“I suspect she is thinking that the best defense is a strong offense,” said Kenneth Gross, a Washington ethics lawyer.
In a new twist, House Speaker Nancy Pelosi (D- San Francisco) on Wednesday called House members back to Washington next week to act on $26 billion in aid to states, giving the committee an opportunity to meet sooner.
But it was unclear whether it would. Spokesmen for the committee and its chairwoman, Rep. Zoe Lofgren (D-San Jose), declined to comment.
With Rep. Charles B. Rangel of New York, another prominent Democrat, also facing a high-profile ethics trial, Democrats are eager to get the cases over with as soon as possible before what is shaping up as a tough November election for the party in power.
Unless Waters settles, an eight-member panel of her House colleagues, evenly divided between Democrats and Republicans, will hear the case against her.
It involves OneUnited Bank, which received $12 million in bailout funds three months after Waters — a senior member of the congressional committee that oversees banking — helped arrange a September 2008 meeting between Treasury Department officials and representatives of minority-owned banks. The Office of Congressional Ethics, in referring the matter to the Ethics Committee, said that discussion at the meeting “centered on a single bank — OneUnited.”
Waters’ husband, Sidney Williams, served on the OneUnited board from 2004 to 2008, and at the time of the meeting was a stockholder in the bank, according to the Office of Congressional Ethics.

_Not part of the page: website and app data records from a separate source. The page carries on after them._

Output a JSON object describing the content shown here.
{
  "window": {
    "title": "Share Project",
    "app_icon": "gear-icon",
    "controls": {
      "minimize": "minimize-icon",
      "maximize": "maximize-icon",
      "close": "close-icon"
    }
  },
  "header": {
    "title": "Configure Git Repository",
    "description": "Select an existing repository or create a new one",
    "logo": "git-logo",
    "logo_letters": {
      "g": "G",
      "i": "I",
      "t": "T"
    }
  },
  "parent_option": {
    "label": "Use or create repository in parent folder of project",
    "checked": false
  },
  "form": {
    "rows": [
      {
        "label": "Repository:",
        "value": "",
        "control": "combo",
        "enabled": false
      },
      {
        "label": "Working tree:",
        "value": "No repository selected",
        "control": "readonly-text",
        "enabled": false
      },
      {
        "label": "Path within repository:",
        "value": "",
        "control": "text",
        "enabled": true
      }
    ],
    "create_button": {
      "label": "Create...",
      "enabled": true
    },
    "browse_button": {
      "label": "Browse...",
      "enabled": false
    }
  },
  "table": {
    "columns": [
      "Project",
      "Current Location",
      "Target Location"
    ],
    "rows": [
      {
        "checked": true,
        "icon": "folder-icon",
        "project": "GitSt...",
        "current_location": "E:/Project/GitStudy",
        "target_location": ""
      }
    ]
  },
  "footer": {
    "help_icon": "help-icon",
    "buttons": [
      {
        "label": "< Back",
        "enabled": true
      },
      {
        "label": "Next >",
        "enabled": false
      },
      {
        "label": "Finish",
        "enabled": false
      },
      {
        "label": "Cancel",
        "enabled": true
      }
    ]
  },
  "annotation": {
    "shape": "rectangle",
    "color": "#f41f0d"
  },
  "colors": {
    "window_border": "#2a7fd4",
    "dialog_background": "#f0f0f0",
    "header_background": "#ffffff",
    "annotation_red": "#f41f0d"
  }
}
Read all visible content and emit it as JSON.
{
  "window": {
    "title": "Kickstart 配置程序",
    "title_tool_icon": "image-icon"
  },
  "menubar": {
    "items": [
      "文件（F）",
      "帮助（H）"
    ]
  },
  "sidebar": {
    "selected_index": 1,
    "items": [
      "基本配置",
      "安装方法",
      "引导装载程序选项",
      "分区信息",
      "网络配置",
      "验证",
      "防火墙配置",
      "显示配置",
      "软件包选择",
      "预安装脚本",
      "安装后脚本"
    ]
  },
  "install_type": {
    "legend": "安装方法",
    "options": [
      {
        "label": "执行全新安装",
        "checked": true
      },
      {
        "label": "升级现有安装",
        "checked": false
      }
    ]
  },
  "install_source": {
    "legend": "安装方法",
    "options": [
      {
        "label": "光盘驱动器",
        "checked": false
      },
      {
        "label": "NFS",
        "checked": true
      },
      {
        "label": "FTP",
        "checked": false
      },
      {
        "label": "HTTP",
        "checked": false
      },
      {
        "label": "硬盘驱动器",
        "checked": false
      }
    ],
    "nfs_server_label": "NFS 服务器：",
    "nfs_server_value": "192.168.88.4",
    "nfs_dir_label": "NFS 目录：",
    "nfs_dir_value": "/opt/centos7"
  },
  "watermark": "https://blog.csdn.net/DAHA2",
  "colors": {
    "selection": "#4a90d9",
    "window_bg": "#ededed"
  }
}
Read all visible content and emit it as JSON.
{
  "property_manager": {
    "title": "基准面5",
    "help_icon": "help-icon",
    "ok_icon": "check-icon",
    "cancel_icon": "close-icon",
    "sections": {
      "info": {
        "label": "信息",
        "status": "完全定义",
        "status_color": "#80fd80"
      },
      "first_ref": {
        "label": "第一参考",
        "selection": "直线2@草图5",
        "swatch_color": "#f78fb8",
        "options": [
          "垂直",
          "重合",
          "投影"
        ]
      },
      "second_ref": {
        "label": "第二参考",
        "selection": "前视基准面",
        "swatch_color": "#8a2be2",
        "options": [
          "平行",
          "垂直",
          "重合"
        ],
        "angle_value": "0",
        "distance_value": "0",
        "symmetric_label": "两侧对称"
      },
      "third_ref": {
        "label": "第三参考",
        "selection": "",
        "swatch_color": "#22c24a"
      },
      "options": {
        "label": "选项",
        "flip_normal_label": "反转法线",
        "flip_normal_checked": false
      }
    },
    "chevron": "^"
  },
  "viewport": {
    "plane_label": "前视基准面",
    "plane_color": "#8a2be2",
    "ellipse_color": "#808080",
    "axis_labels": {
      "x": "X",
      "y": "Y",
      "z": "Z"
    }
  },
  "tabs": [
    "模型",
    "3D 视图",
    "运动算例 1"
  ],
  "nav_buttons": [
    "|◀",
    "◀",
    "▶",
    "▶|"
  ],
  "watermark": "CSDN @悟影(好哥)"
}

Waters, who has held elective office in Sacramento or Washington for more than three decades, has defended her efforts as in keeping with her longtime work to promote opportunity for minority-owned businesses and lending in underserved communities such as her South Central Los Angeles district.
Rep. Chaka Fattah (D-Pa.), a fellow Congressional Black Caucus member and a former Ethics Committee member, predicted Waters would be cleared.

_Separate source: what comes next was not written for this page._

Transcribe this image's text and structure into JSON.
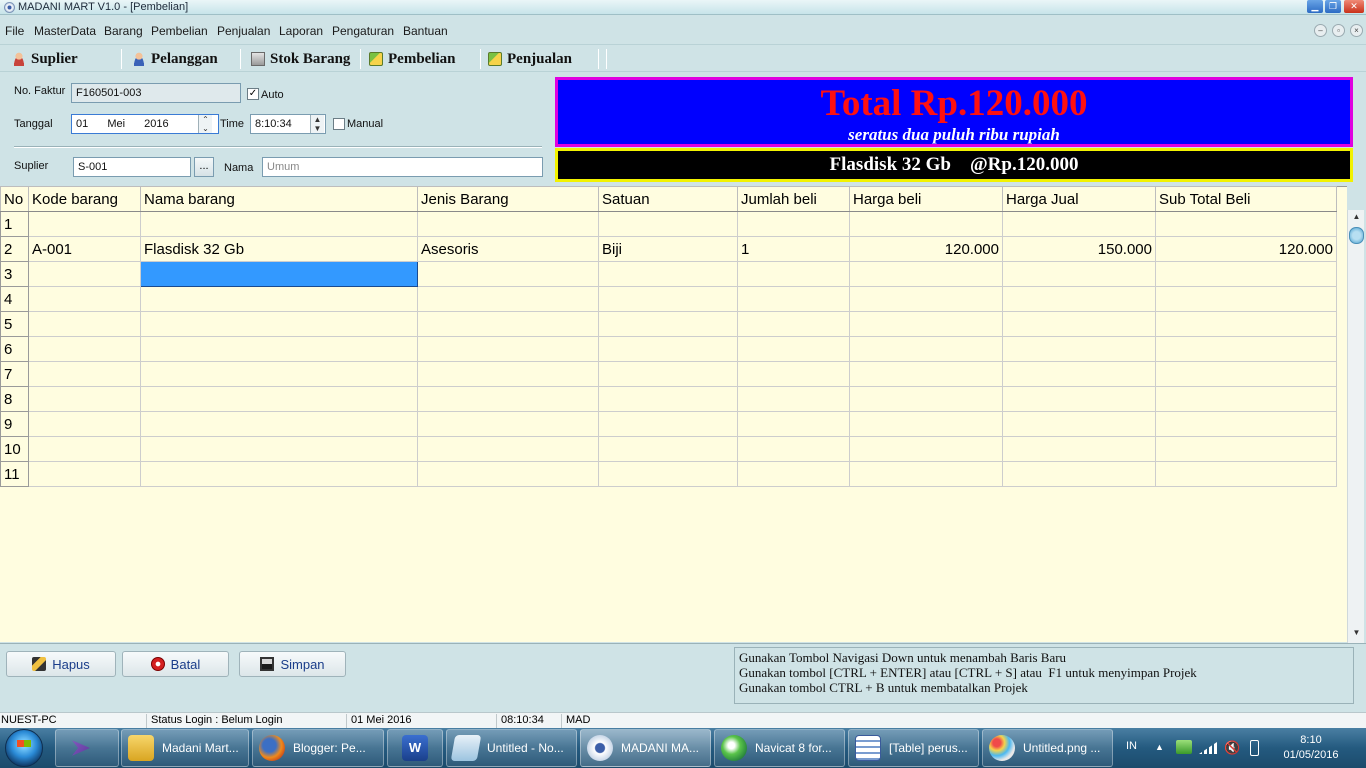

“I don’t think there’s any ‘there’ there,” he told CBS News. “There’s no benefit to her. Treasury says that nothing resulted from the meeting.... She was not in the meeting. It was a meeting called on behalf of all of the nation’s minority-owned banks.”
Rep. Barbara Lee (D-Oakland), head of the Congressional Black Caucus, said the ethics process should be allowed to proceed “without prejudging the outcome.”